But this post is not about me, and my apologies for rambling. But death churns up a lot of mental debris. Regardless of doubts, however, there are still obligations. I owe it to my brother-in-law not to let his passing go unspoken. On Saturday February 20, 2010, Roger, drew his last labored breath, succumbing to cancer at the age of 45. At 7 AM we received the call that his lungs were filling, his breathing becoming ragged and gurgling, so we woke the kids and told them we needed to go. We were all present when he passed peacefully at 7:50 AM, looking comfortable for the first time in months. We stood around his bed, silent save for a prayer and a well-timed fart from my sleeping nephew. No I am not kidding.
Hospice arrived and confirmed his passing. Phone calls were made prompting the arrival of friends and other family members. I busied myself making coffee. Food arrived. People cried and told stories. All the signs of a death were present.
Eventually, funeral personnel were called and arrangements were made for young ones so that they would not be present when the body was removed; wrapped in plastic and rolled into a van. The business of death, while necessary, is not pretty. But it is being handled. Services are being arranged; photos and pallbearers are being chosen.
After moving from Pacifica sometime around high school, Roger actually grew up across the street from my sister-in-law and her family. He was a fixture on their street; one of their neighborhood gang.
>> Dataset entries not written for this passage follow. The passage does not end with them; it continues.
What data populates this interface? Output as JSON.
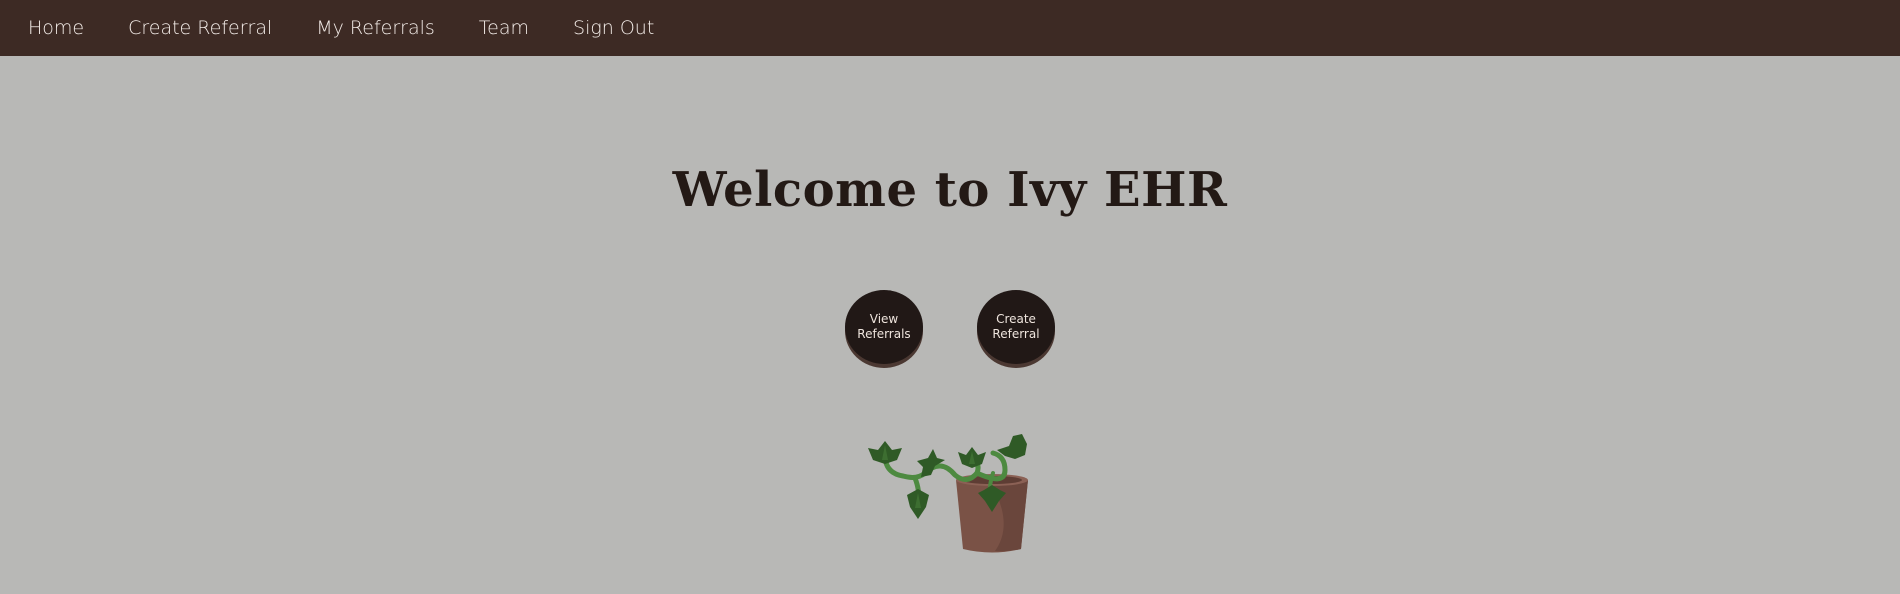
{
  "nav": {
    "items": [
      {
        "label": "Home"
      },
      {
        "label": "Create Referral"
      },
      {
        "label": "My Referrals"
      },
      {
        "label": "Team"
      },
      {
        "label": "Sign Out"
      }
    ]
  },
  "main": {
    "title": "Welcome to Ivy EHR",
    "buttons": {
      "view_referrals": {
        "line1": "View",
        "line2": "Referrals"
      },
      "create_referral": {
        "line1": "Create",
        "line2": "Referral"
      }
    }
  },
  "colors": {
    "nav_background": "#3d2a24",
    "page_background": "#b8b8b6",
    "button_background": "#211816",
    "leaf_green": "#2f5a26",
    "vine_green": "#4d8a40",
    "pot_brown": "#7a5246"
  },
  "illustration": {
    "icon": "ivy-plant-pot-icon"
  }
}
It wasn't until years later that he and Nicole discovered something they'd apparently over-looked in their younger days – love. Their marriage joined him to her family, making brothers of two of his childhood friends.
To the end, Roger remained strong and positive, joking when he could and expressing his love and appreciation to those he spoke with. He leaves a wife and son along with many friends and family.
"An Italian will eat anything green." – Joe's uncle.
This is my dad and my uncle picking broccoli raab on the roadside.
On Monday the boy and I joined them for a drive to the summit of Mt. Diablo. On the way up, their Old Italian eagle eyes spotted this wild growing veggie, so of course a pit stop was required on the drive down. Like his father before him, my dad has been picking this stuff from fields and roadsides for more than forty years. Sadly this is but one more tradition that will die out with his generation. I wouldn't know broccoli raab from poison oak.
While they loaded up one of the plastic bags that my father always has in his trunk, the boy and I were throwing large rocks up the slope into the broccoli raab patch. Why? Because when the rocks roll down the hill, the shaking broccoli raab looks like swaying tree tops, signaling the approach of King Kong.